By Eleanor Klibanoff, George Washington University
am taking International Reporting, a class through the new Communications, New
Media and Journalism program that was launched this semester. The class is
unique in its hands-on nature. Students are given the tools to become foreign
correspondents and then sent out into the field to put their training to good
use. For our first, practice news assignment, my classmates and I were tasked
with writing an article about how the recent presidential election in the Czech
Republic was impacting the growth of the Communist Party.
I knew that there was a new president, but that was as far as my knowledge reached on the intricacies of Czech politics. I had no idea how my neighbors felt about the election, but I assumed that if Zeman had won, he must be well-liked. Oh, how wrong I was.
Once I started interviewing Czech people on the street, I learned that it was much more complicated than it first appeared. Most residents of Prague did not vote for Zeman. He is well liked in the towns and villages outside of the capital, and they managed to get him into office despite support for his opponent in the city.

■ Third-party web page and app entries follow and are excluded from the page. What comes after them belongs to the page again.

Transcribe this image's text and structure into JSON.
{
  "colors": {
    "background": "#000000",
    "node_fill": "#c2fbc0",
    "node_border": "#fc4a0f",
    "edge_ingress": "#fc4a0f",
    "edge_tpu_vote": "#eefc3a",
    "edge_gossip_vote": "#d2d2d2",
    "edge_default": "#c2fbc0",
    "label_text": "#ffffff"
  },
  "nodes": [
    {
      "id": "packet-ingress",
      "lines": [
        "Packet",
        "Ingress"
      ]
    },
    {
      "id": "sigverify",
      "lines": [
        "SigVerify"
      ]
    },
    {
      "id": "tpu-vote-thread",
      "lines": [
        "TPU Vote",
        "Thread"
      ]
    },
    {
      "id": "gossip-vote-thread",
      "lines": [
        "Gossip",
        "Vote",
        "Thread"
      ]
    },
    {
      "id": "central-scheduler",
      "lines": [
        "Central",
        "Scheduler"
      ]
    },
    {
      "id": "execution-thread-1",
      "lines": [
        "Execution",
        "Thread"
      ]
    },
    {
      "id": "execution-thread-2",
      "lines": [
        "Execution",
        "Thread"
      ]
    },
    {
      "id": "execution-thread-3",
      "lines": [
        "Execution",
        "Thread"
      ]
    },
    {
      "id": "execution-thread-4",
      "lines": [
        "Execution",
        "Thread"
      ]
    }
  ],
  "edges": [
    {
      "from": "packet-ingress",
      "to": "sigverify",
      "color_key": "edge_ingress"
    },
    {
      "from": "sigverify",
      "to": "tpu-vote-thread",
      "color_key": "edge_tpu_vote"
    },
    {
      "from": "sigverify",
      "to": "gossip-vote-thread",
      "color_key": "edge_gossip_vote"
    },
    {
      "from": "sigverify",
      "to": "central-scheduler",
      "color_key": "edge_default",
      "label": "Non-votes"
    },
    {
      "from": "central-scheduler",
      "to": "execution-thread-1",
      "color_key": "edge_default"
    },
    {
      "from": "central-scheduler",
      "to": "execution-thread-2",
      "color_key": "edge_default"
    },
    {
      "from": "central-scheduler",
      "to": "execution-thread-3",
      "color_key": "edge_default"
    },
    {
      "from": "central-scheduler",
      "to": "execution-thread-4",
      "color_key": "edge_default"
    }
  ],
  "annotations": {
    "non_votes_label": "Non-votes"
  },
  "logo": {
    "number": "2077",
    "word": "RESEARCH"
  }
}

Czechs seem very reserved at first meeting and are rarely overly expressive. But during the process of writing my article, I found the hot button issue that gets them talking: politics, more specifically, Communism. I spent almost an hour at the Karlovo Namesti metro stop talking to an excited old woman with the translation help of her young granddaughter. She had lived under Communism and was very upset that the new president had made allusions to cooperation with the marginal party. By the time I was done with the interview, I not only had great color for my story but had spent an enjoyable morning getting the political lay of the land from those who are living it: the Czechs themselves.